  • @Derelict:

    Bzzt. Try webgui to your WAN IP from LAN. It is there for a reason. :)

    Missed that :)

    I personally cannot stand "not" pass rules. If you want to pass it, pass it. If you want to block it, block it. Don't pass "all but this." I know I'm in the minority here but I really can't stand them in almost all cases.

    Each to their own. I prefer to write the pass rules so they are as standalone as possible in the event that I stuff up something I'm still covered (eg forget a block rule, or accidently put the block rule in the wrong place). So in this case I want to allow access to everywhere but private addresses, so I write the pass rule that way by including "not" so it doesn't need to rely on a block rule. As you say it's a personal preference and both a valid ways of doing things :)



  • @kesawi,

    Surprisingly, I was able to understand and apply most of your suggestions quite easily/quickly (I must be finally "getting it")!

    Having been a programmer (in my earlier days), I have written quite a few "!NOT" code blocks…so I do understand it, and don't mind using it. But I also get @Derelict's point, the KISS principle....since "!NOTs" can sometimes get quite confusing to debug.

    Would you please take a look at the new screenshot and let me know if I've correctly understood (and applied) your suggestions?

    Thanks guys!



  • Netgate

    If all your local addresses are covered by the RFC1918 alias or on the firewall itself that looks fine.


  • Rebel Alliance Global Moderator

    RFC1918 Alias
    Add the subnet 127.0.0.0/8 to the RFC1918 firewall alias

    What would be the point of this??  What traffic would it block??  I don't see how a interface is going to see inbound traffic to loopback space?  Could someone explain would be the purpose of doing such a thing?



  • It's interesting, and quite timely (I must admit) that this question/doubt about subnet 127.0.0.0/8 (in relation to RFC1918) has reared its ugly head…..since I was anyways about to post a question asking if other subnets should also be blocked.

    I ask this because I came across an excerpt (from a book on VOIP Security - see attached image) that mentions a whole bunch of subnets which must be blocked....and 127.0.0.0/8 is certainly one of them.  I do plan on having a RasPi running RasPBX behind my firewall.

    My RFC1918 alias currently has the following subnets included (the last one was added just last night):

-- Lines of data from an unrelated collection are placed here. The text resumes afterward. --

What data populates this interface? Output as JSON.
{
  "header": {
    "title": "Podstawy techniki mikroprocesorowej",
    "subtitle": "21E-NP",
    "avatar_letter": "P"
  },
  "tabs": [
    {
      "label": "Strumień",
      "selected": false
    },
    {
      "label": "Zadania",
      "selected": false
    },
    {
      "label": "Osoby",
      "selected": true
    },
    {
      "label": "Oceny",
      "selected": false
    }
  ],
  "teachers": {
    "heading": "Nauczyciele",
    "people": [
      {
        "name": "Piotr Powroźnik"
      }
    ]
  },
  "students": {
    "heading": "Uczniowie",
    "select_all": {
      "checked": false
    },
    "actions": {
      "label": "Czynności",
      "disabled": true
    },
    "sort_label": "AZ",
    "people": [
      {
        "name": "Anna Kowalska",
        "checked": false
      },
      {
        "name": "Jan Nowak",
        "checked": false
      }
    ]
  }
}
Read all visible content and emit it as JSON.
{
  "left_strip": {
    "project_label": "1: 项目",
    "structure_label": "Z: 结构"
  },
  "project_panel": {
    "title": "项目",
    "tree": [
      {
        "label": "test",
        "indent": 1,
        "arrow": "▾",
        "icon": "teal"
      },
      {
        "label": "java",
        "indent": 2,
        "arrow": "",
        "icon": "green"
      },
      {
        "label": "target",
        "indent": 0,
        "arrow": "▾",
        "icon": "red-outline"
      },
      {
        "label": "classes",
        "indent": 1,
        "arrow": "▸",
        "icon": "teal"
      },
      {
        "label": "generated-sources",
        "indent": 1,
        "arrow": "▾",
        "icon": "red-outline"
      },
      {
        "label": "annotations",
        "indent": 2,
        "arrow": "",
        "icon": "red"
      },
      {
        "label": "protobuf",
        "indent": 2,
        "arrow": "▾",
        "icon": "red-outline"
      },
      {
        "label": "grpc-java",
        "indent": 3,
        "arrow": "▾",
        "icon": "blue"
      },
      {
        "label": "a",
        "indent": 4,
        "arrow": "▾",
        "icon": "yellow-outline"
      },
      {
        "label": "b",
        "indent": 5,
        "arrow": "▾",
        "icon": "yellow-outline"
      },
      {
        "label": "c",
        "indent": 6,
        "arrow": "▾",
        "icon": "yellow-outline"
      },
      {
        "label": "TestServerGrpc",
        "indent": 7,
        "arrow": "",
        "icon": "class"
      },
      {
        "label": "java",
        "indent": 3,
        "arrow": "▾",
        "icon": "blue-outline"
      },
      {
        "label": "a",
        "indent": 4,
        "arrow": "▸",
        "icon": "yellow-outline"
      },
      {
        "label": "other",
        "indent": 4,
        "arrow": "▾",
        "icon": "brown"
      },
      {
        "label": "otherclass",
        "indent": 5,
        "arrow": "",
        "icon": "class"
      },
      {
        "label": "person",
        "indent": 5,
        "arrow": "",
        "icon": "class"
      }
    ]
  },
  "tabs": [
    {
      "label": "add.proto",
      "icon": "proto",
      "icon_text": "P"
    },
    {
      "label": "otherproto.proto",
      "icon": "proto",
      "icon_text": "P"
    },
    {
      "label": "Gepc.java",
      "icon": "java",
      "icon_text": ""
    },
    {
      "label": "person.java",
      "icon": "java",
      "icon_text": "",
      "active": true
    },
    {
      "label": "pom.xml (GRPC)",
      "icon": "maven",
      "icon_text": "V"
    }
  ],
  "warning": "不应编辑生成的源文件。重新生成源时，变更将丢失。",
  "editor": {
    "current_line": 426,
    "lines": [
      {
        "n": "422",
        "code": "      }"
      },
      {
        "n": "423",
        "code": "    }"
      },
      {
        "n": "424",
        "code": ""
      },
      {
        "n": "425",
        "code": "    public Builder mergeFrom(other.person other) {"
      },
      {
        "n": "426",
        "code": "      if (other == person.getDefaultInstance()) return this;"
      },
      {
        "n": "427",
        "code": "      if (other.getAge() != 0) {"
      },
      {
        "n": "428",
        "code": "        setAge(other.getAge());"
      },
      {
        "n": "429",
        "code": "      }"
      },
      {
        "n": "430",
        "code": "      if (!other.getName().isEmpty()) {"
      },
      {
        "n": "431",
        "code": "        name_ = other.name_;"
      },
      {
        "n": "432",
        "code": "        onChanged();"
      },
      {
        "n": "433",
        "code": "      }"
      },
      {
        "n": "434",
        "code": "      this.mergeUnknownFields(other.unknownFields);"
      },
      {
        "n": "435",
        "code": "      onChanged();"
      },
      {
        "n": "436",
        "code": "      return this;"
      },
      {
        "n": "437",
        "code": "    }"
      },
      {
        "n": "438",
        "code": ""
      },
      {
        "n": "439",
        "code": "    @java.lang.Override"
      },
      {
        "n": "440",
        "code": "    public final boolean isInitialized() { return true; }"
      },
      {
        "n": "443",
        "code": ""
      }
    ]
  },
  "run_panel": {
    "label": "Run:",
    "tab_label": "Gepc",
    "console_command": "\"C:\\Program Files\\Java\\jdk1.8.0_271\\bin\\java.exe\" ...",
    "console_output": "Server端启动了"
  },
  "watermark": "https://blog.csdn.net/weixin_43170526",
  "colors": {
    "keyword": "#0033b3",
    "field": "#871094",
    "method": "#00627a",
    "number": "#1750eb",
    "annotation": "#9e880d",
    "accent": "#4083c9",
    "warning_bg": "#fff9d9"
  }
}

    • 192.168.0.0/16

    • 172.16.0.0

    • 10.0.0.0

    • 127.0.0.0

    The book mentions that the following subnets must also be included (refer to attached image for description of each subnet):

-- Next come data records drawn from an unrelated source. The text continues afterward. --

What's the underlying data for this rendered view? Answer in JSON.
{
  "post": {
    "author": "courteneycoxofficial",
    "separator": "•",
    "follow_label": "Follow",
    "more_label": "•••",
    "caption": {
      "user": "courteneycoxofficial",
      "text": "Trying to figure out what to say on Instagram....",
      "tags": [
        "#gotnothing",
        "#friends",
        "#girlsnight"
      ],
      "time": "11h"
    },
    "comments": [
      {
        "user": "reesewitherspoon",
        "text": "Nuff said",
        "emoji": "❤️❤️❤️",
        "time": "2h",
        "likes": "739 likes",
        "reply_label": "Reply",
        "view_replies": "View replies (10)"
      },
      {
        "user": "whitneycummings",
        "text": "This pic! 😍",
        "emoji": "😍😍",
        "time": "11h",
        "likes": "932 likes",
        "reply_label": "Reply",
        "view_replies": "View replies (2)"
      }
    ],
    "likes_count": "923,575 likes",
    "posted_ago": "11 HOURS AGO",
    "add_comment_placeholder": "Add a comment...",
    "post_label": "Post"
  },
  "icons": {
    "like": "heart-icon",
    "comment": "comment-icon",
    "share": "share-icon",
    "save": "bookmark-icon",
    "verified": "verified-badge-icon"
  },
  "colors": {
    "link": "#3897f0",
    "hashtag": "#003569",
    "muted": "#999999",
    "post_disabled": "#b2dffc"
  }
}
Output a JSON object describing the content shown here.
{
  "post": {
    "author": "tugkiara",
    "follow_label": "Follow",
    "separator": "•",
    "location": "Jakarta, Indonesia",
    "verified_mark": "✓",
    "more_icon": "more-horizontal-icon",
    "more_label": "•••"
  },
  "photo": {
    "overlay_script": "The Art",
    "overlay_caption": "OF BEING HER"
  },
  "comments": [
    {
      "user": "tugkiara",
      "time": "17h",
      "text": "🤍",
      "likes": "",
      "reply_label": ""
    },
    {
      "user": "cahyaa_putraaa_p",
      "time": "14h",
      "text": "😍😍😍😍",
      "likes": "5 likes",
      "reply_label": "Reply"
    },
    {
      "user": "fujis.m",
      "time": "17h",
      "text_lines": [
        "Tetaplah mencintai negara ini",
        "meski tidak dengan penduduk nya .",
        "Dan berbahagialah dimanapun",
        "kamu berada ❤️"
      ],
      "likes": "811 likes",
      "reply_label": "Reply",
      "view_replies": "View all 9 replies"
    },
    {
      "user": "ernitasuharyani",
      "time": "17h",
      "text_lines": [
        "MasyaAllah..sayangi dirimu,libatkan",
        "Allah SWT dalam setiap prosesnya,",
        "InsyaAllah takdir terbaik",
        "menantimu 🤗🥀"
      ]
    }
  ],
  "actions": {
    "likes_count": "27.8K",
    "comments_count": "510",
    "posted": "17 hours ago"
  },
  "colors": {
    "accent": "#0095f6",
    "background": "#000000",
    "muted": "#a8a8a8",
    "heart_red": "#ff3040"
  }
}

    • 0.0.0.018

    • 169.254.0.0/16

    • 192.0.2.0/24

    • 224.0.0.0/4

    • 240.0.0.0/5

    • 248.0.0.0/5

    • 255.255.255.255/32

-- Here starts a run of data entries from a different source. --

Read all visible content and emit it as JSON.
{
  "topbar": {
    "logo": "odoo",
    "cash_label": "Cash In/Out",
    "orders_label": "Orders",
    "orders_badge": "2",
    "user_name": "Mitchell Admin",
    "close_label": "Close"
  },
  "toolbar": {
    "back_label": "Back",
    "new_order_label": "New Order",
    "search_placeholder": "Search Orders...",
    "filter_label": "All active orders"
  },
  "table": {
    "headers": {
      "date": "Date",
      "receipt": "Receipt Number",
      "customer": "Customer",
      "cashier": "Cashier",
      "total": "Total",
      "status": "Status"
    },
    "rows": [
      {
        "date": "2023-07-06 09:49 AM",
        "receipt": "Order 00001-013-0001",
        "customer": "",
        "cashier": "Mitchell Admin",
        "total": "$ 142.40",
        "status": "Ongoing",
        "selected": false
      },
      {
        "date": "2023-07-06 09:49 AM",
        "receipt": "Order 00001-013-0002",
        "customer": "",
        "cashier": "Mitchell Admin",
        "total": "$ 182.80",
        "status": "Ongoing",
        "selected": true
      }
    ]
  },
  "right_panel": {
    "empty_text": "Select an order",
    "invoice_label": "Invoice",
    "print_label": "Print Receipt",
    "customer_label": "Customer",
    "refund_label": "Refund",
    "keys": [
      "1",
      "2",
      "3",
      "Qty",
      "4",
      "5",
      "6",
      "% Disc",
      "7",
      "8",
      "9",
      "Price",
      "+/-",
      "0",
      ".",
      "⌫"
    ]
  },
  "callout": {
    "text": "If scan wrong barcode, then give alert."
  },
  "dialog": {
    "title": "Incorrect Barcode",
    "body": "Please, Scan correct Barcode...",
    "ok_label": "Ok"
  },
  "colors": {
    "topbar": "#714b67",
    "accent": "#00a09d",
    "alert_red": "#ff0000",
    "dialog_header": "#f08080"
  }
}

    Makes sense, or hogwash?

    Thanks.




  • Also one thing you do wrong is the router IPs.
    If the pfsense firewall itself do have 192.168.1.1 and 192.168.2.1, you CANNOT have the routers/AP's have the same IP. Then you will get a randomly unstable connection since roughtly half of the time, the router will reply on something the firewall should reply on.

    The routers/AP's should preferable use 192.168.1.2 and 192.168.2.2.

    So if the WRT54G really has the IP 192.168.2.1, you are getting a IP collision in your network, and thats why you get "Unstable connection" inside Android.

    So what you should do:
    LAN = 192.168.1.1
    OPT1 = 192.168.2.1

    Linksys = 192.168.1.2
    WRT54G = 192.168.2.2